Jean-François Vilotte, president of France’s gambling regulator ARJEL, announced late last week that he will be leaving his post in January to join a firm in the private sector.
Vilotte has headed up the ARJEL since 2009 and has played an integral role in the establishment of France's Internet gambling regulation. When the country's regulated iGaming market launched in 2010, the ARJEL contacted unlicensed operators and forced them to cease offering services to French customers, eventually blocking access to the unregulated sites.
He has since been in charge of overseeing the French market, ensuring the safety and fairness of gambling operations and the protection of gamblers.
As far as poker is concerned, Vilotte was at the helm when the ARJEL awarded a gaming license to Caesars Interactive Entertainment and approved the World Series of Poker to hold a series in France. Caesars moved the WSOP Europe from London to Cannes in 2011, and then to Enghien-les-Bains in 2013.
Vilotte and the ARJEL also made headlines in July 2011 when the regulator suspended Full Tilt Poker as a licensed operator in France due to the interruption of access to the site after Black Friday.
Online poker has struggled in France of late. Vilotte has been calling for changes to the law that would allow for shared liquidity with other regulated markets.
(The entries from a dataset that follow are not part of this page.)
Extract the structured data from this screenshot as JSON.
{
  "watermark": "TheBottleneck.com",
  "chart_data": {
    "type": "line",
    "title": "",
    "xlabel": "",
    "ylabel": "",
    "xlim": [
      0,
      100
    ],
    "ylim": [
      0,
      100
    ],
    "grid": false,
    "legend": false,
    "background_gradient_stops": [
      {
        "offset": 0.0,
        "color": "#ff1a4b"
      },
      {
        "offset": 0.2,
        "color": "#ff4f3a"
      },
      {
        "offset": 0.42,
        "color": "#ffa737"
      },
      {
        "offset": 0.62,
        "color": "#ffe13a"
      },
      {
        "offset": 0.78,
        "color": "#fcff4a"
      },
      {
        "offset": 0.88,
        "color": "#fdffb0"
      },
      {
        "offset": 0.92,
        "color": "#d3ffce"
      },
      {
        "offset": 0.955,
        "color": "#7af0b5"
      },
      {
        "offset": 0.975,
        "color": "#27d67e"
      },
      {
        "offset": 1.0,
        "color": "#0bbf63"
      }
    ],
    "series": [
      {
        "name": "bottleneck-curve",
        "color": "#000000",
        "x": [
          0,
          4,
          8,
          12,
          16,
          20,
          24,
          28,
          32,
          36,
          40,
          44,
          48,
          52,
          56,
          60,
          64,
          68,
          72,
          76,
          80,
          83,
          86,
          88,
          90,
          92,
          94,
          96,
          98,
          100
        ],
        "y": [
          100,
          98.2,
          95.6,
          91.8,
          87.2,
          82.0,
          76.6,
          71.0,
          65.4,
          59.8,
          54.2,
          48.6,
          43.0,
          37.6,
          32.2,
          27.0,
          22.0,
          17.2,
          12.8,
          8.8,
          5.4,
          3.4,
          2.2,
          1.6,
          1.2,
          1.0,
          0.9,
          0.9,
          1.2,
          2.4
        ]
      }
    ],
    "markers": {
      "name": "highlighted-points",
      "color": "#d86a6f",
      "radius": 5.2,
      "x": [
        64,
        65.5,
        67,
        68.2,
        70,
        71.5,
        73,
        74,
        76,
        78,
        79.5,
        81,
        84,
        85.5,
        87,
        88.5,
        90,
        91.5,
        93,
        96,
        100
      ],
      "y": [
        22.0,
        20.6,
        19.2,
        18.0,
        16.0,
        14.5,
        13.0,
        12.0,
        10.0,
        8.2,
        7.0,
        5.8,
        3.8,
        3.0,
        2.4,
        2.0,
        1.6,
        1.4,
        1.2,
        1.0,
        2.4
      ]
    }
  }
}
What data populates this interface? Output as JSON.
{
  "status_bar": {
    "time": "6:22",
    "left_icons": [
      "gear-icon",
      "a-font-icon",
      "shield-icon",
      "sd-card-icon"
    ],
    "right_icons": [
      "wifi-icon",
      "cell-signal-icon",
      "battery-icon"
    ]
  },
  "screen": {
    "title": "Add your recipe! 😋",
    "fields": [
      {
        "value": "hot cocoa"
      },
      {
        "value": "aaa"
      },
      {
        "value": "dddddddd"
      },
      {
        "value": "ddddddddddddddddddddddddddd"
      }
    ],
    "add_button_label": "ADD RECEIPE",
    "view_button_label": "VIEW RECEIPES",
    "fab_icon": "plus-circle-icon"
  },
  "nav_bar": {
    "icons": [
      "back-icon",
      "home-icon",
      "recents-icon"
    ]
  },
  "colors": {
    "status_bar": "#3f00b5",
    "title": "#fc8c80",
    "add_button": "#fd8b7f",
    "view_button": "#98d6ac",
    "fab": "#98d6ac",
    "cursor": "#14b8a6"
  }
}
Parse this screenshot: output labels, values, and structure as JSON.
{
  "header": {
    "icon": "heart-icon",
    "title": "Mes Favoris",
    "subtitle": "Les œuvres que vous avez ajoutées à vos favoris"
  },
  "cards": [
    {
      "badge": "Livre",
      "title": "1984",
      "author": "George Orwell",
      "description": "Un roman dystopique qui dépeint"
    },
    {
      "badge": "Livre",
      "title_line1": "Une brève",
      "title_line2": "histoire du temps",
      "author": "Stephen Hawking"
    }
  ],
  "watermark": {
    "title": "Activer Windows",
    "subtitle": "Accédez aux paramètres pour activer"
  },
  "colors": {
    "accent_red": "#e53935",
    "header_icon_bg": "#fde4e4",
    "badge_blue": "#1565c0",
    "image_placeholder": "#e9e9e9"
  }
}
Currently, French players are restricted from playing opponents located outside the country, and online poker revenue has taken a severe hit over the past year.
Vilotte has not commented on his reason for leaving but is expected to provide more details later this week.